When I was twenty five, I wanted to be a Head of English. This thought came from a miserable kernel of ambition I have nurtured inside my ribcage for most of my life and an unfortunate stinging remark by a male headteacher – “I don’t think you have any leadership or management qualities.” Cue inner fury/despair. I decided to leave this school and seek promotion in that way you do when you are young and think if you leave a job, you’re irreplaceable. I had been heavily involved in the leadership of the English department at that school and was the second in charge. It was time to move on and yes, prove that I could lead and manage. And of course, the school would crumble without me. Probably.
So, I dusted off my interview skills. I applied for Head of Department posts and I settled on a school I thought was really going somewhere. I wanted to work there – mostly because of my magpie instinct. Shiny and new has always been appealing for me and this place was shiniest and newest. Little did I know that it would be the worst decision I would make in my career. They didn’t appoint me as the Head of Department, but instead, offered me the post of second in charge.
This is one of those moments you look back on and think – was I actually deranged when I said yes? Had I temporarily lost my mind? Had photocopier fumes, coffee and East London smog addled my brain? I wasn’t desperate; I could have stayed at my school, I could have applied for other jobs. Something inside me was convinced that I wasn’t good enough. So I took the job and worked with a Head of Department that was eventually ‘managed out’ because he was lovely but incompetent.
But it took three years before that kernel of ambition re-lit itself. Three years in which I could have made real progress in my career but I didn’t.
This is one story of many and I am not about to argue that women’s careers stall because they make bad, wounded-ego decisions and take roles that they shouldn’t. I am saying that might be one reason why some women don’t make the progress they want to. It takes confidence to stand up and say that you are worth more than a school is offering. I didn’t have that then. It has taken years to get myself to that point.
Discussions about women who think they can’t have children and a successful career make me want to weep and yet, there is something entirely familiar about that feeling. I don’t have children, so I can’t provide an authentic, first person view of what it might feel like to want children and stay in a profession that moves so quickly that even taking a day off can feel like a lifetime.
And there is what I want to explain. I imagine – and correct me if I’m wrong and this is just my own paranoia playing out on a page – that the thought of being on a leadership team in a school and stopping to have a child is frightening. I imagine it is a bit like the modern phenomenon, FOMO (Fear of Missing Out) – the reason why we stay glued to our phones and Facebook and Twitter because if you stop, you might miss something really big. Take that feeling and apply it to a school. You go on maternity leave at a school and half the staff might leave (not because you aren’t there, I hasten to add, that’s just silly). They might not be there when you get back because – and this is the crux – schools carry on whether you are there or not! Policies and practices might be different. Alliances might be formed without you. Relationships might strengthen and it might be hard to get back into your old role, part time or full time.
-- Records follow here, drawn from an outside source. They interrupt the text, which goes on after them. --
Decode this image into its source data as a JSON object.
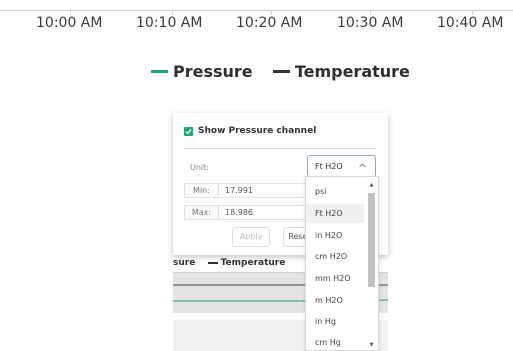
{
  "background_chart": {
    "x_ticks": [
      "10:00 AM",
      "10:10 AM",
      "10:20 AM",
      "10:30 AM",
      "10:40 AM"
    ],
    "legend": [
      {
        "label": "Pressure",
        "color": "#1aa877"
      },
      {
        "label": "Temperature",
        "color": "#333333"
      }
    ]
  },
  "mini_chart": {
    "legend": [
      {
        "label": "sure",
        "color": "#1aa877"
      },
      {
        "label": "Temperature",
        "color": "#333333"
      }
    ]
  },
  "popup": {
    "show_channel": {
      "label": "Show Pressure channel",
      "checked": true
    },
    "unit": {
      "label": "Unit:",
      "value": "Ft H2O"
    },
    "min": {
      "label": "Min:",
      "value": "17.991"
    },
    "max": {
      "label": "Max:",
      "value": "18.986"
    },
    "apply_label": "Apply",
    "reset_label": "Rese"
  },
  "unit_dropdown": {
    "options": [
      "psi",
      "Ft H2O",
      "in H2O",
      "cm H2O",
      "mm H2O",
      "m H2O",
      "in Hg",
      "cm Hg"
    ],
    "selected": "Ft H2O"
  },
  "colors": {
    "accent_green": "#1aa877",
    "select_border": "#8aa6d2"
  }
}
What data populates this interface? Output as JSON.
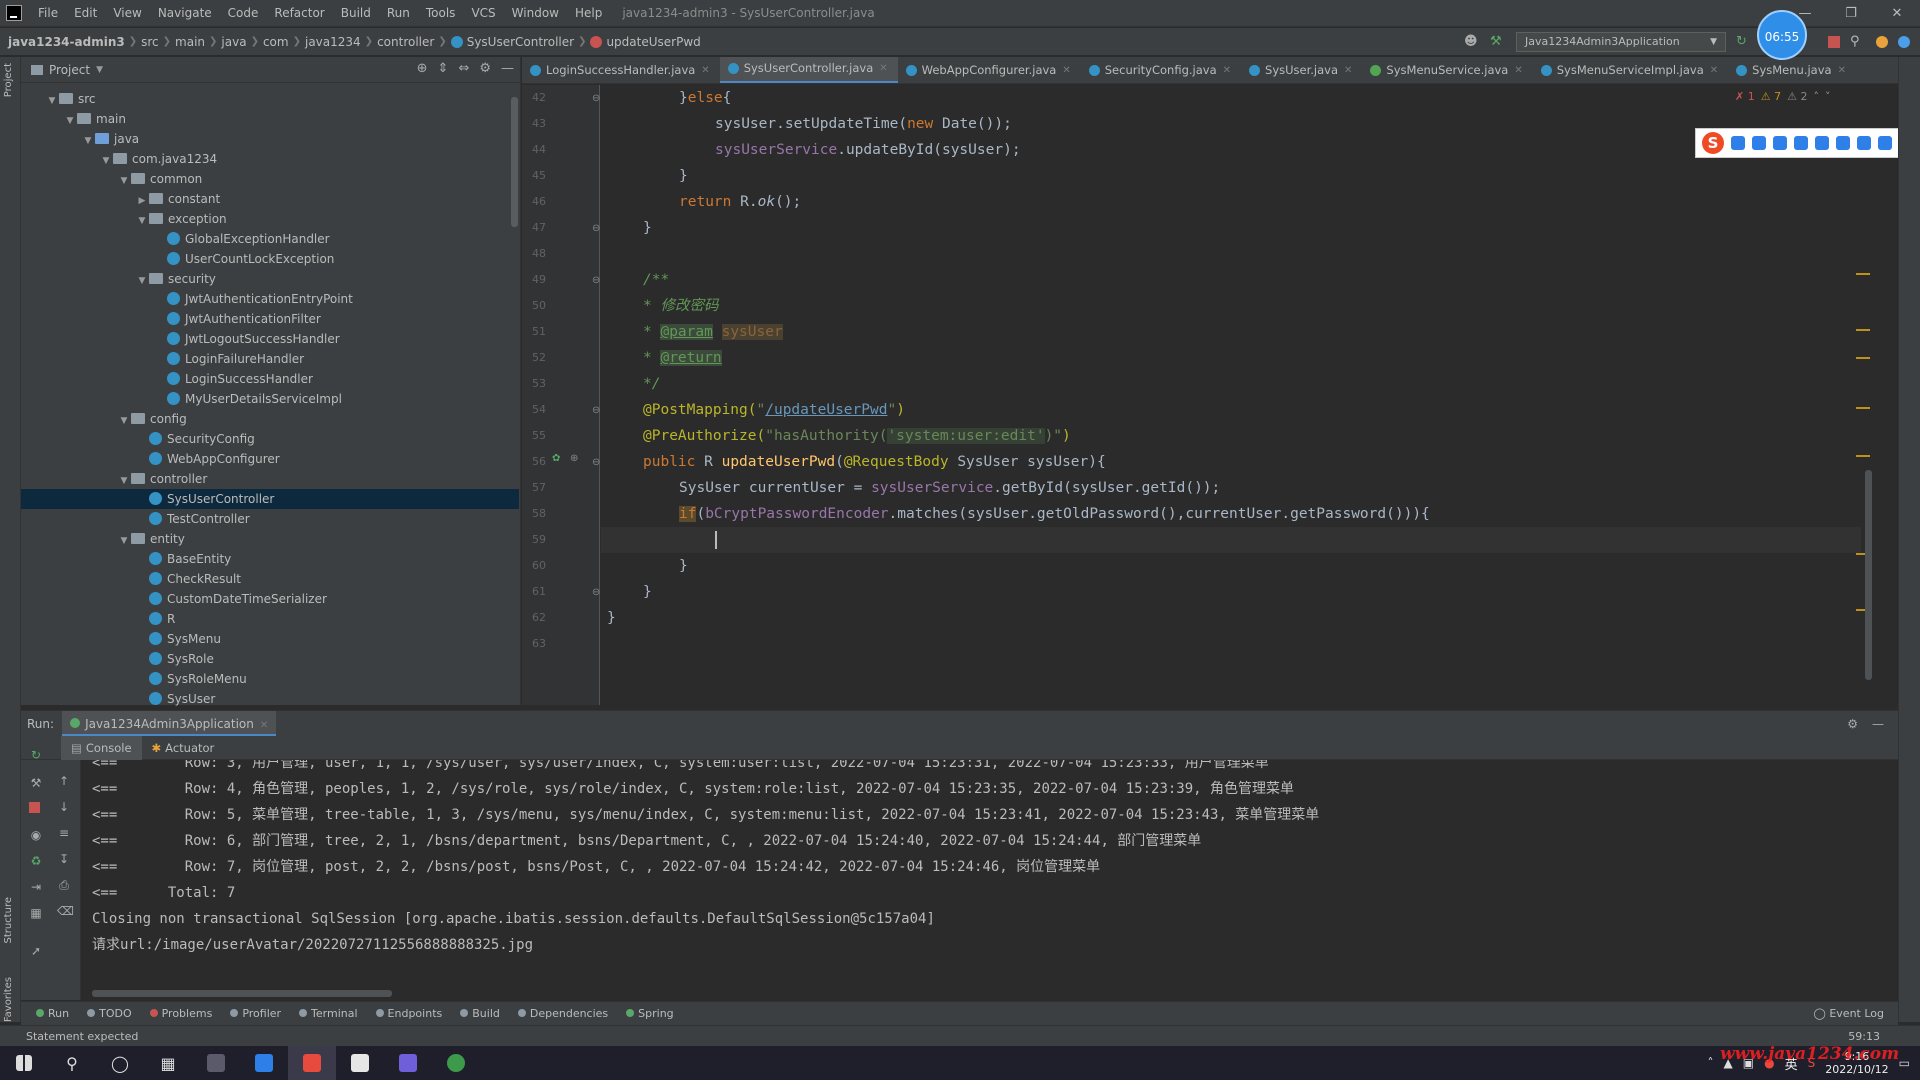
{
  "menu": {
    "items": [
      "File",
      "Edit",
      "View",
      "Navigate",
      "Code",
      "Refactor",
      "Build",
      "Run",
      "Tools",
      "VCS",
      "Window",
      "Help"
    ],
    "window_title": "java1234-admin3 - SysUserController.java"
  },
  "navbar": {
    "crumbs": [
      "java1234-admin3",
      "src",
      "main",
      "java",
      "com",
      "java1234",
      "controller",
      "SysUserController",
      "updateUserPwd"
    ],
    "run_config": "Java1234Admin3Application",
    "clock": "06:55"
  },
  "left_stripe": {
    "label_top": "Project",
    "label_mid": "Structure",
    "label_bottom": "Favorites"
  },
  "project": {
    "title": "Project",
    "tree": [
      {
        "label": "src",
        "depth": 0,
        "kind": "folder",
        "open": true
      },
      {
        "label": "main",
        "depth": 1,
        "kind": "folder",
        "open": true
      },
      {
        "label": "java",
        "depth": 2,
        "kind": "folder-blue",
        "open": true
      },
      {
        "label": "com.java1234",
        "depth": 3,
        "kind": "folder",
        "open": true
      },
      {
        "label": "common",
        "depth": 4,
        "kind": "folder",
        "open": true
      },
      {
        "label": "constant",
        "depth": 5,
        "kind": "folder",
        "open": false
      },
      {
        "label": "exception",
        "depth": 5,
        "kind": "folder",
        "open": true
      },
      {
        "label": "GlobalExceptionHandler",
        "depth": 6,
        "kind": "class"
      },
      {
        "label": "UserCountLockException",
        "depth": 6,
        "kind": "class"
      },
      {
        "label": "security",
        "depth": 5,
        "kind": "folder",
        "open": true
      },
      {
        "label": "JwtAuthenticationEntryPoint",
        "depth": 6,
        "kind": "class"
      },
      {
        "label": "JwtAuthenticationFilter",
        "depth": 6,
        "kind": "class"
      },
      {
        "label": "JwtLogoutSuccessHandler",
        "depth": 6,
        "kind": "class"
      },
      {
        "label": "LoginFailureHandler",
        "depth": 6,
        "kind": "class"
      },
      {
        "label": "LoginSuccessHandler",
        "depth": 6,
        "kind": "class"
      },
      {
        "label": "MyUserDetailsServiceImpl",
        "depth": 6,
        "kind": "class"
      },
      {
        "label": "config",
        "depth": 4,
        "kind": "folder",
        "open": true
      },
      {
        "label": "SecurityConfig",
        "depth": 5,
        "kind": "class"
      },
      {
        "label": "WebAppConfigurer",
        "depth": 5,
        "kind": "class"
      },
      {
        "label": "controller",
        "depth": 4,
        "kind": "folder",
        "open": true
      },
      {
        "label": "SysUserController",
        "depth": 5,
        "kind": "class",
        "selected": true
      },
      {
        "label": "TestController",
        "depth": 5,
        "kind": "class"
      },
      {
        "label": "entity",
        "depth": 4,
        "kind": "folder",
        "open": true
      },
      {
        "label": "BaseEntity",
        "depth": 5,
        "kind": "class"
      },
      {
        "label": "CheckResult",
        "depth": 5,
        "kind": "class"
      },
      {
        "label": "CustomDateTimeSerializer",
        "depth": 5,
        "kind": "class"
      },
      {
        "label": "R",
        "depth": 5,
        "kind": "class"
      },
      {
        "label": "SysMenu",
        "depth": 5,
        "kind": "class"
      },
      {
        "label": "SysRole",
        "depth": 5,
        "kind": "class"
      },
      {
        "label": "SysRoleMenu",
        "depth": 5,
        "kind": "class"
      },
      {
        "label": "SysUser",
        "depth": 5,
        "kind": "class"
      }
    ]
  },
  "editor_tabs": [
    {
      "label": "LoginSuccessHandler.java",
      "active": false
    },
    {
      "label": "SysUserController.java",
      "active": true
    },
    {
      "label": "WebAppConfigurer.java",
      "active": false
    },
    {
      "label": "SecurityConfig.java",
      "active": false
    },
    {
      "label": "SysUser.java",
      "active": false
    },
    {
      "label": "SysMenuService.java",
      "active": false,
      "interface": true
    },
    {
      "label": "SysMenuServiceImpl.java",
      "active": false
    },
    {
      "label": "SysMenu.java",
      "active": false
    }
  ],
  "inspections": {
    "errors": "1",
    "warnings1": "7",
    "warnings2": "2"
  },
  "code": {
    "line_numbers": [
      "42",
      "43",
      "44",
      "45",
      "46",
      "47",
      "48",
      "49",
      "50",
      "51",
      "52",
      "53",
      "54",
      "55",
      "56",
      "57",
      "58",
      "59",
      "60",
      "61",
      "62",
      "63"
    ],
    "l42": {
      "a": "}",
      "b": "else",
      "c": "{"
    },
    "l43": {
      "a": "sysUser.setUpdateTime(",
      "b": "new",
      "c": " Date());"
    },
    "l44": {
      "a": "sysUserService",
      "b": ".updateById(sysUser);"
    },
    "l45": "}",
    "l46": {
      "a": "return",
      "b": " R.",
      "c": "ok",
      "d": "();"
    },
    "l47": "}",
    "l49": "/**",
    "l50": {
      "a": "* ",
      "b": "修改密码"
    },
    "l51": {
      "a": "* ",
      "b": "@param",
      "c": "sysUser"
    },
    "l52": {
      "a": "* ",
      "b": "@return"
    },
    "l53": "*/",
    "l54": {
      "a": "@PostMapping(",
      "b": "\"",
      "c": "/updateUserPwd",
      "d": "\"",
      "e": ")"
    },
    "l55": {
      "a": "@PreAuthorize(",
      "b": "\"hasAuthority(",
      "c": "'system:user:edit'",
      "d": ")\"",
      "e": ")"
    },
    "l56": {
      "a": "public",
      "b": " R ",
      "c": "updateUserPwd",
      "d": "(",
      "e": "@RequestBody",
      "f": " SysUser sysUser){"
    },
    "l57": {
      "a": "SysUser currentUser = ",
      "b": "sysUserService",
      "c": ".getById(sysUser.getId());"
    },
    "l58": {
      "a": "if",
      "b": "(",
      "c": "bCryptPasswordEncoder",
      "d": ".matches(sysUser.getOldPassword(),currentUser.getPassword())){"
    },
    "l60": "}",
    "l61": "}",
    "l62": "}"
  },
  "run": {
    "label": "Run:",
    "tab": "Java1234Admin3Application",
    "subtabs": [
      "Console",
      "Actuator"
    ],
    "console": [
      "<==        Row: 3, 用户管理, user, 1, 1, /sys/user, sys/user/index, C, system:user:list, 2022-07-04 15:23:31, 2022-07-04 15:23:33, 用户管理菜单",
      "<==        Row: 4, 角色管理, peoples, 1, 2, /sys/role, sys/role/index, C, system:role:list, 2022-07-04 15:23:35, 2022-07-04 15:23:39, 角色管理菜单",
      "<==        Row: 5, 菜单管理, tree-table, 1, 3, /sys/menu, sys/menu/index, C, system:menu:list, 2022-07-04 15:23:41, 2022-07-04 15:23:43, 菜单管理菜单",
      "<==        Row: 6, 部门管理, tree, 2, 1, /bsns/department, bsns/Department, C, , 2022-07-04 15:24:40, 2022-07-04 15:24:44, 部门管理菜单",
      "<==        Row: 7, 岗位管理, post, 2, 2, /bsns/post, bsns/Post, C, , 2022-07-04 15:24:42, 2022-07-04 15:24:46, 岗位管理菜单",
      "<==      Total: 7",
      "Closing non transactional SqlSession [org.apache.ibatis.session.defaults.DefaultSqlSession@5c157a04]",
      "请求url:/image/userAvatar/20220727112556888888325.jpg"
    ]
  },
  "toolbar": {
    "items": [
      "Run",
      "TODO",
      "Problems",
      "Profiler",
      "Terminal",
      "Endpoints",
      "Build",
      "Dependencies",
      "Spring"
    ],
    "event_log": "Event Log"
  },
  "status": {
    "message": "Statement expected",
    "position": "59:13"
  },
  "taskbar": {
    "time": "9:16",
    "date": "2022/10/12",
    "ime": "英"
  },
  "watermark": "www.java1234.com",
  "colors": {
    "accent": "#4a88c7",
    "editor_bg": "#2b2b2b",
    "panel_bg": "#3c3f41",
    "keyword": "#cc7832",
    "method": "#ffc66d",
    "field": "#9876aa",
    "string": "#6a8759",
    "comment": "#629755"
  }
}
Successful women want to be seen as reliable and present. In schools, whether we like to admit it or not, we judge people on how long they are in the building. So another fear relayed to me by a female colleague who has just announced her pregnancy – I might have to leave the building to pick up children and therefore, people might judge me for not being as hardworking as they are. It almost does’t matter if colleagues are judging or not, it seems that it is the fear of judgement that puts some women off the whole decision.
All of this comes down to one thing: confidence. I don’t deny that very real barriers exist for women who want to balance home life and career – lack of flexible working hours or part time posts, perceptions of women in leadership (ball-breaker, bossy vs emotional/fluffy), but there is one thing that is in us to control. That is our ability to step outside of our own timidity and move towards what we want with confidence. That is one barrier to success we have the power to remove.